eNews Edition: Spring 2022
Contributed by Gina Flores
Dynamically produced by the Tom & Ethel Bradley Center at California State University, Northridge, the Black Power Archives Oral History Project documents the experiences of Black Power activists in Los Angeles through candid, revealing interviews.
With a dedicated Black Power Archives web page and YouTube channel, oral history interviews conducted by CSUN Africana Studies Dr. Karin Stanford and University Library archivist/historian Keith Rice are a purpose-driven showcase of personal experiences from passionate activists and freedom fighters in the Black Power movement.
Keith Rice was awarded a $28,350 Diversity and Equity Innovation Grant for this project to make 140 hours of African American oral history interviews accessible and ADA compliant. This grant was sponsored by the Office of the President and the Office of the Provost in conjunction with the President’s Commission on Diversity & Inclusion at CSUN.
“This project honors and highlights individuals who have fought for social justice and often suffered from severe repression and other consequences. For some of our interviewees, it is the first time they’ve publicly spoken about their story. I feel very honored,” shared Dr. Stanford.
In two separate interviews with Watani Stiner, former member of the US Organization, he discusses his family’s relocation from Houston to Watts, California as a young child, and how his Catholic beliefs and humble life was shaken by school bullies and fighting. Stiner shares details about becoming involved in the Gladiators neighborhood club and the US Organization led by Professor Maulana Karenga. He also discusses the UCLA campus shooting in 1969, where he was convicted for the killing of Black Panthers Alprentice “Bunchy” Carter and John Huggins, though he never fired a bullet.
In another oral history interview, Bird and Kumasi, both members of the neighborhood club “Slausons,” discuss street club cultures of the 1940s, 50s, and 60s and their relationship to the Black Power Movement.

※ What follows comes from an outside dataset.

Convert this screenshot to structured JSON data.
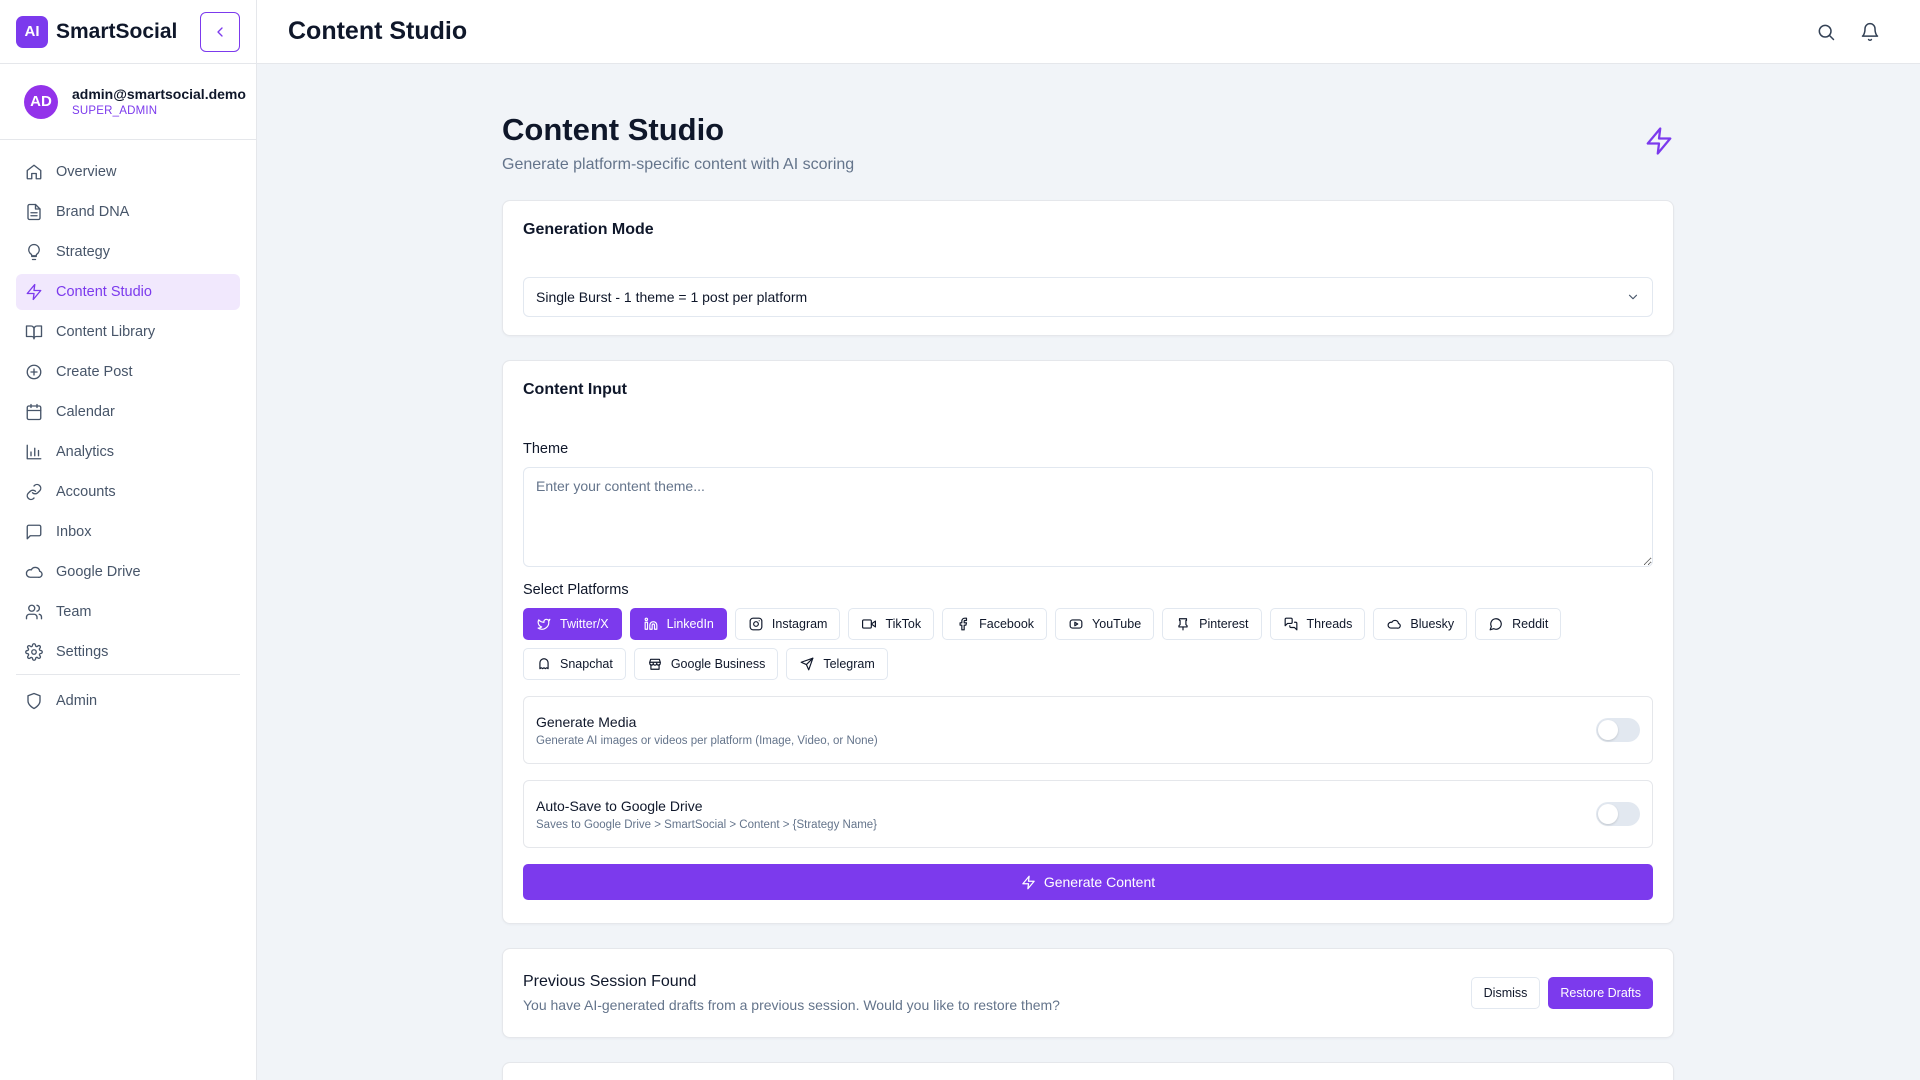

Also featured in the oral history collection is Kicheko Davis, former member of the US Organization, who discusses her leadership role in the organization and how they created the internationally celebrated Kwanzaa holiday in Los Angeles.
In Dr. Stanford’s “Fieldwork in the African-American Community” course, students have the option to choose work on the Bradley Center’s oral histories for assignments. This often results in students sharing the newly learned histories with family and friends, creating heightened awareness of yesterday’s struggles that still exist today. In a program called the Black Power Hour, featured speakers are invited into the classroom to hear a truncated oral history and participate in a discussion with the invited activist. “Students are learning about bravery, stamina, and the ability to fight for basic human rights they should have had at birth,” says Dr. Stanford.
Keith Rice also makes appearances in classrooms with work study students to share the Bradley Center’s projects, where the audience is very receptive. “Students are very interested and intrigued,” he shared.
The team is committed to expanding the Black Power Archives Oral History Project. Ten additional activists are currently in the queue. “Black Lives Matter opened up the opportunity for us to be more intentional with our archives,” stated Dr. Stanford. There is also interest from the creative community, which opens the door to greater visibility and possibilities.
The Tom & Ethel Bradley Center’s African American Collection contains rich documentation of the Civil Rights Movement and its leaders as well as local churches, politicians, musicians, entertainers, athletes, and social organizations. The work of Los Angeles based photographers Harry Adams, Charles Williams, and Guy Crowder is gaining national attention through outreach, exhibits, and social media.